* Materials provided
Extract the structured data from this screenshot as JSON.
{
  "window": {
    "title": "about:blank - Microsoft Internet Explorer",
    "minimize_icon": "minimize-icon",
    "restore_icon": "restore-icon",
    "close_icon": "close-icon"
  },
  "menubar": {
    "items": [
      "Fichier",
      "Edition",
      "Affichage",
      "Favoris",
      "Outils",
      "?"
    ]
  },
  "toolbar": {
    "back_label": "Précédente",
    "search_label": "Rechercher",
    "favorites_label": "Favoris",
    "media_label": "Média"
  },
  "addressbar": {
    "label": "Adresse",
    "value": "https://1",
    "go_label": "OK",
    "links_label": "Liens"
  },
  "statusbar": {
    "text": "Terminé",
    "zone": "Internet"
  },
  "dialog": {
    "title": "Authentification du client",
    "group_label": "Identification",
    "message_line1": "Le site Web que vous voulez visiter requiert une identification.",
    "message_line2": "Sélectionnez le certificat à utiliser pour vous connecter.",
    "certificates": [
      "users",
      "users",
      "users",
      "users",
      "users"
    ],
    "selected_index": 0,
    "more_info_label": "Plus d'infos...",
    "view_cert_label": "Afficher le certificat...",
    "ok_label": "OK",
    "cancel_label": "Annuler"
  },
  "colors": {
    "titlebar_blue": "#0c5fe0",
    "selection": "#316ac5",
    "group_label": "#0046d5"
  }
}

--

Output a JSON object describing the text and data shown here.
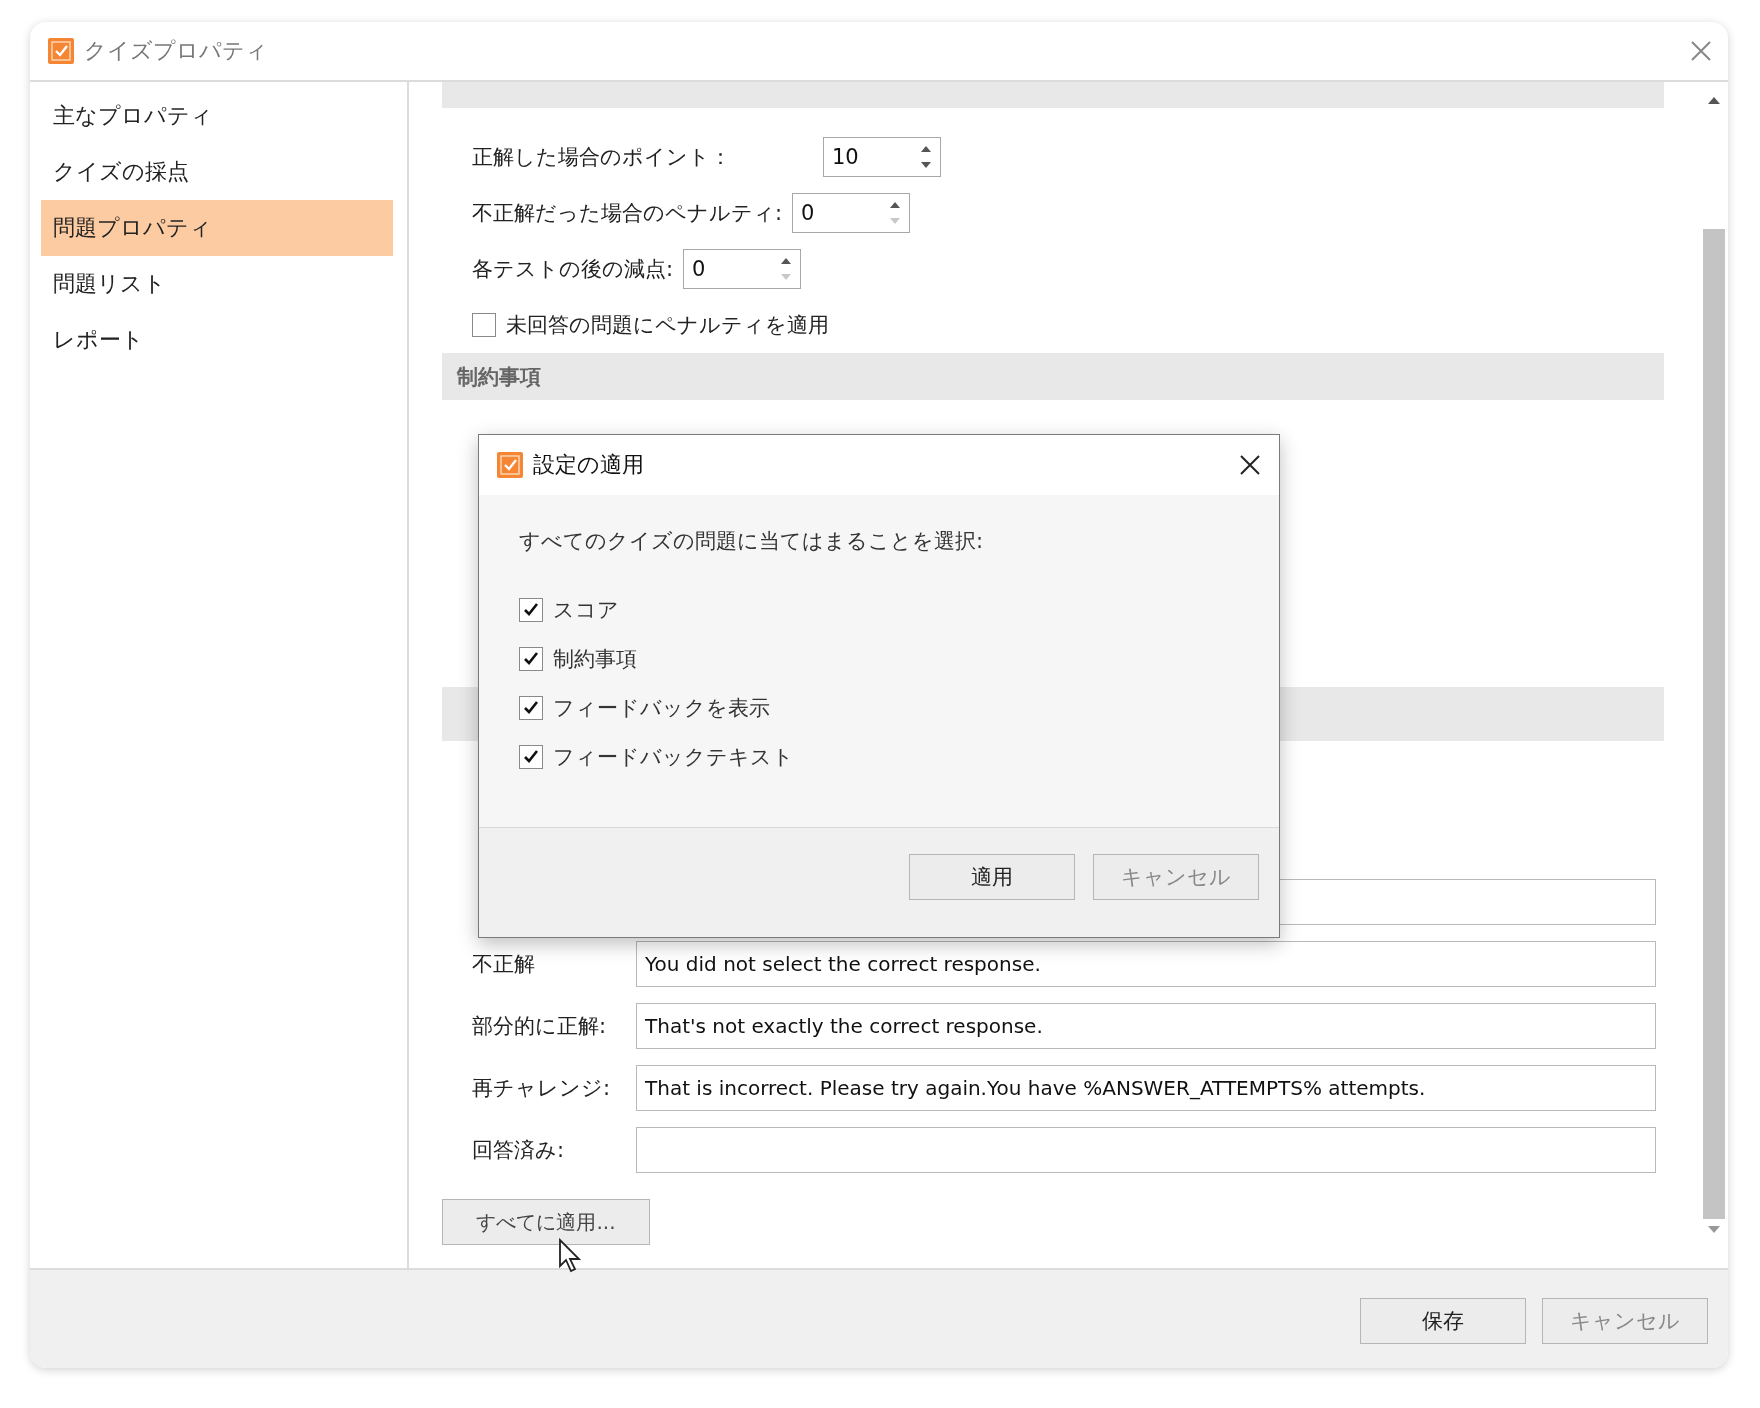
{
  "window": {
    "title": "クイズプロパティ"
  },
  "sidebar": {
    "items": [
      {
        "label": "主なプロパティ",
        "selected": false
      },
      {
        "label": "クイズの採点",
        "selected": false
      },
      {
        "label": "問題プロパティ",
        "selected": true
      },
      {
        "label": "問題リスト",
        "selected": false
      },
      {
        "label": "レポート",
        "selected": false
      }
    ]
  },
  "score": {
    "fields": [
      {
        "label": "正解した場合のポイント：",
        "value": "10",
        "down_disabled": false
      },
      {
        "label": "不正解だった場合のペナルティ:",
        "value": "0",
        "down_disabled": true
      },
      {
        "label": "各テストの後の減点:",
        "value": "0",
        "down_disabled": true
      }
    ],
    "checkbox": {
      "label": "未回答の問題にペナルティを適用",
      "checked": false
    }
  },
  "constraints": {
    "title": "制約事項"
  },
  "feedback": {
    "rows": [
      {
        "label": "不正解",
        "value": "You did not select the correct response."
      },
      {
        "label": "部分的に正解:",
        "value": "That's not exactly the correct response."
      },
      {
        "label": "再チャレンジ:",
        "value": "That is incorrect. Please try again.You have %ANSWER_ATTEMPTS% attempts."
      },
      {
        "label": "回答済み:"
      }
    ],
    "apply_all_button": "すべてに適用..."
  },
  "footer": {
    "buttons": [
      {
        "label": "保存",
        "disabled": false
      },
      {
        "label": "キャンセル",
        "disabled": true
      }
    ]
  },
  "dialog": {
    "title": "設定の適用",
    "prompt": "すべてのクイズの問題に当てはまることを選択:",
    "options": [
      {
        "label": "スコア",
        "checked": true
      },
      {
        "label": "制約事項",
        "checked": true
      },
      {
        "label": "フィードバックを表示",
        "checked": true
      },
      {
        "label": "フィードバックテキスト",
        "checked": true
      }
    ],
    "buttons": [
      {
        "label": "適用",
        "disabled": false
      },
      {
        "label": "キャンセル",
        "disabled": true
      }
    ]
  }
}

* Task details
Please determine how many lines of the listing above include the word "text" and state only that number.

* Worked solution
2